In the data below, which lines hold "name"? Copy every one.

§ Records excerpted from a collection:
┌──
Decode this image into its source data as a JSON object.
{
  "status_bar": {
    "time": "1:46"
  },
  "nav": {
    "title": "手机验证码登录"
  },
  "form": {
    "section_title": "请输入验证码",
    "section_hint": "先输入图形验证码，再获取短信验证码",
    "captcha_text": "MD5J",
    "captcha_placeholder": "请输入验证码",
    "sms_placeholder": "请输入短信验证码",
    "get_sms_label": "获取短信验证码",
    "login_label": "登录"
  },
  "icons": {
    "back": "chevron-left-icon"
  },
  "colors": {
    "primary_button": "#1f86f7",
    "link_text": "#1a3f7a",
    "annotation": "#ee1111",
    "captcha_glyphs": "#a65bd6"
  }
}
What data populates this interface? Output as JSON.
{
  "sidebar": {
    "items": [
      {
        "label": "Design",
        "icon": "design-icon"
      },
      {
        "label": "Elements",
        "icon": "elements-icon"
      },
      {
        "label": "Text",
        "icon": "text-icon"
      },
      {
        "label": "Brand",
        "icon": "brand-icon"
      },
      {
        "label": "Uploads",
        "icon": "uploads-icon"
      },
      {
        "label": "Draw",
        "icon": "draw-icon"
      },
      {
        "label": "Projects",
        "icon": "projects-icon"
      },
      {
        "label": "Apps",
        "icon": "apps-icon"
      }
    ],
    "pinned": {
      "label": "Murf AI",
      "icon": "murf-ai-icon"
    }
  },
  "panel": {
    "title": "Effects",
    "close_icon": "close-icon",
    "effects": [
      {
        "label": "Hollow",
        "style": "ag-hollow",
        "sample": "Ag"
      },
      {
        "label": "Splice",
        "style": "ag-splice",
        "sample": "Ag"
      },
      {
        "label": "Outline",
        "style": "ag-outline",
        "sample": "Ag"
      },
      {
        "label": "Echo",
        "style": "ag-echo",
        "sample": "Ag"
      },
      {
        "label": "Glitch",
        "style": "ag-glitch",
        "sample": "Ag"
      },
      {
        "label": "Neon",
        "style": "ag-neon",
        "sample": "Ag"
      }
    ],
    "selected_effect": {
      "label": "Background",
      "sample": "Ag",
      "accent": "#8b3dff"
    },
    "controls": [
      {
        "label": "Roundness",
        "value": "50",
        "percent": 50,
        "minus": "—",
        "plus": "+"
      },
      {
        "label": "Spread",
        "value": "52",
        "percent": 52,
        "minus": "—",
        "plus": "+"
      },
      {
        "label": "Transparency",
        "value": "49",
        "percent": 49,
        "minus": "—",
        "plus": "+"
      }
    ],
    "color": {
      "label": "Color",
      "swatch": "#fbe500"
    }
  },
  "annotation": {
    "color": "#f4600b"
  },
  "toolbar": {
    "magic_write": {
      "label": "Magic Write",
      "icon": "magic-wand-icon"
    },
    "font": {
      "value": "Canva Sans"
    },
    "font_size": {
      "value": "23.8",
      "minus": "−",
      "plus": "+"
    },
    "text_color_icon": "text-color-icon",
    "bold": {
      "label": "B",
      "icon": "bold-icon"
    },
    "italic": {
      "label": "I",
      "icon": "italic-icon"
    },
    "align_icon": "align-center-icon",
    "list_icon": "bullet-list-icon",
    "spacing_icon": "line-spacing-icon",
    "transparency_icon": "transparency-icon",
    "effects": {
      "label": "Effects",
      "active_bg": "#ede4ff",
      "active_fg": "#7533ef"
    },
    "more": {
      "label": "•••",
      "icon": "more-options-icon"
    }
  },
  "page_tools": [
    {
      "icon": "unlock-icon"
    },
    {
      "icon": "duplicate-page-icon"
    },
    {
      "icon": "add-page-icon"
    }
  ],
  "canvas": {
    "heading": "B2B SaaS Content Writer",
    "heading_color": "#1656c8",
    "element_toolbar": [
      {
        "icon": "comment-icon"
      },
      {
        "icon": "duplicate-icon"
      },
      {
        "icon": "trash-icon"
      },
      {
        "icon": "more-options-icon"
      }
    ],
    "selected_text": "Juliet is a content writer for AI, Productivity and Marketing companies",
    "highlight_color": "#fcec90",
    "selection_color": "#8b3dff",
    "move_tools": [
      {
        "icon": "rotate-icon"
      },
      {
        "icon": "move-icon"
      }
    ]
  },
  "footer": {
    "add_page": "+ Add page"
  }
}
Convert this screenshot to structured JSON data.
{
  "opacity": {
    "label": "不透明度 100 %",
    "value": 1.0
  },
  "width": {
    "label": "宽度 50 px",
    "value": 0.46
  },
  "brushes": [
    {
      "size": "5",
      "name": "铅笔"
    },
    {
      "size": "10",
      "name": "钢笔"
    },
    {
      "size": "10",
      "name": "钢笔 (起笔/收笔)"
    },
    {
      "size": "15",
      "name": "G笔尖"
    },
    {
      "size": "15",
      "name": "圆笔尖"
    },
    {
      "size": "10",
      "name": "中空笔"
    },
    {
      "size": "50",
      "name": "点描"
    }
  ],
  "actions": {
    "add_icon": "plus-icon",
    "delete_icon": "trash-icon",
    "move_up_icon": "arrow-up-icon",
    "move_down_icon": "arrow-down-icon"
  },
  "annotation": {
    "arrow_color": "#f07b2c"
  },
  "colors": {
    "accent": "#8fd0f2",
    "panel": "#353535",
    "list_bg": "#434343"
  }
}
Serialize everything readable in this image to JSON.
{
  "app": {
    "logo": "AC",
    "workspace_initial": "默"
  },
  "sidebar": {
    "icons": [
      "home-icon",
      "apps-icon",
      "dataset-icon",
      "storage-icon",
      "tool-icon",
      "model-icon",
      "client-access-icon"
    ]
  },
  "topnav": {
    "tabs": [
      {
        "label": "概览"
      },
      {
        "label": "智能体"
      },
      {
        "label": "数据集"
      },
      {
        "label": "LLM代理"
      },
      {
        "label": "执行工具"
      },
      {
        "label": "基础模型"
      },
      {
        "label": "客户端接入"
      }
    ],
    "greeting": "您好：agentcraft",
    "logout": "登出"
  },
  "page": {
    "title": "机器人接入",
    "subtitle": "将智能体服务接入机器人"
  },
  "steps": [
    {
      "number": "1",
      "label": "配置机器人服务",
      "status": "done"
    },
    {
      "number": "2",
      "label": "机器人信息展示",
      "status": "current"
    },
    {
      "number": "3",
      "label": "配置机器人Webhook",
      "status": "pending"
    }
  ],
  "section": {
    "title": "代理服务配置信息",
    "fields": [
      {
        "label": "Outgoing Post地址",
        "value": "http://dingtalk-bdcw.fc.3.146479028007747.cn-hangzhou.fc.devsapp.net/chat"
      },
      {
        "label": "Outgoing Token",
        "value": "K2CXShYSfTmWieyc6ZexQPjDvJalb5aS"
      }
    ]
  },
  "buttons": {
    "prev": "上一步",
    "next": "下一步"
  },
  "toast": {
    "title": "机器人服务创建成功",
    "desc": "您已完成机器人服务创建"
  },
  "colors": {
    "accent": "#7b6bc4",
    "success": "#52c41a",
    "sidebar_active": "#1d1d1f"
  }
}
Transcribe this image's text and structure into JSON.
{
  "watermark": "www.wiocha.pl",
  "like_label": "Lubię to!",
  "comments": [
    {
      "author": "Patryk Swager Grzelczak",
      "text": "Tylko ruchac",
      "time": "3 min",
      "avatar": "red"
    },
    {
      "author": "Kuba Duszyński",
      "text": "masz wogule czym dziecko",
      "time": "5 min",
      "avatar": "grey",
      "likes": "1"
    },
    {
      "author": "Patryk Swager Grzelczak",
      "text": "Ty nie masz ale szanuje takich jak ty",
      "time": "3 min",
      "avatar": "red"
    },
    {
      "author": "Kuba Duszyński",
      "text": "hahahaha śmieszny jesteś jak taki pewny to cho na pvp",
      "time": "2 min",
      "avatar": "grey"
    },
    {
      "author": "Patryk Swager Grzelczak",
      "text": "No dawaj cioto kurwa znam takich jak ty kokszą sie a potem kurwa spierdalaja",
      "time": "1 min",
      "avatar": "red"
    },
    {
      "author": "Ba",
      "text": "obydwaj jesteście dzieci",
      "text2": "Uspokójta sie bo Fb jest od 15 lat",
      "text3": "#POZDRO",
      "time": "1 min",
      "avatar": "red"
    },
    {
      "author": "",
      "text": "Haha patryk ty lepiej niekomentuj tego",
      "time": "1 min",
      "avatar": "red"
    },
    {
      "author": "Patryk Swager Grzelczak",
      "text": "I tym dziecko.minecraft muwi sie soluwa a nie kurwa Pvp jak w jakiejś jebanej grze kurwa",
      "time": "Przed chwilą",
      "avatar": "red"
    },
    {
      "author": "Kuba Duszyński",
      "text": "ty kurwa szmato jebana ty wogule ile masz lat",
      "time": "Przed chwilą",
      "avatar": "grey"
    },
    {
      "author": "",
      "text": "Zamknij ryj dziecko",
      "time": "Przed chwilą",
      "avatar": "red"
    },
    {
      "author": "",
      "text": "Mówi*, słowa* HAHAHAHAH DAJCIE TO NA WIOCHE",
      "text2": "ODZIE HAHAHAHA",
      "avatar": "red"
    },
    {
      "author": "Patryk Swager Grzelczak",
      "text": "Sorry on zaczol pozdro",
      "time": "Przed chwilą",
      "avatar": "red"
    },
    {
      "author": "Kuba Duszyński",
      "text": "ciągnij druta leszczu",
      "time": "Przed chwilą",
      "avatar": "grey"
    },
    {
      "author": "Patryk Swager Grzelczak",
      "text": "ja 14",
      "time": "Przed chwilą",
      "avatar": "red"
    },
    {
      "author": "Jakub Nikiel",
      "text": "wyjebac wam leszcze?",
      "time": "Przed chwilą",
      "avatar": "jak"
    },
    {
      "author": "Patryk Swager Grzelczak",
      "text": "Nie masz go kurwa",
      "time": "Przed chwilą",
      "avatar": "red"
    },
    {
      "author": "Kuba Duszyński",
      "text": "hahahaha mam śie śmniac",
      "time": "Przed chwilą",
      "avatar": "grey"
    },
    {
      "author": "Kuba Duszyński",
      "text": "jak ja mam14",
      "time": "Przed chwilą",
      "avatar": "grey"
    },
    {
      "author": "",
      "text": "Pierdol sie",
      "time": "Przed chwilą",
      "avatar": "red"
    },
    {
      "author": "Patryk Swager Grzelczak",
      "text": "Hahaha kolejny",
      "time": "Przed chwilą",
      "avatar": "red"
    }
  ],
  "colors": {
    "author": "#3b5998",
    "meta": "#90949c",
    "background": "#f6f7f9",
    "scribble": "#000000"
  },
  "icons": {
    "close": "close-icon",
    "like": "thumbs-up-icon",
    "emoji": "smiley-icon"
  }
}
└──
§ ANSWER SPACE:
      "name": "铅笔"
      "name": "钢笔"
      "name": "钢笔 (起笔/收笔)"
      "name": "G笔尖"
      "name": "圆笔尖"
      "name": "中空笔"
      "name": "点描"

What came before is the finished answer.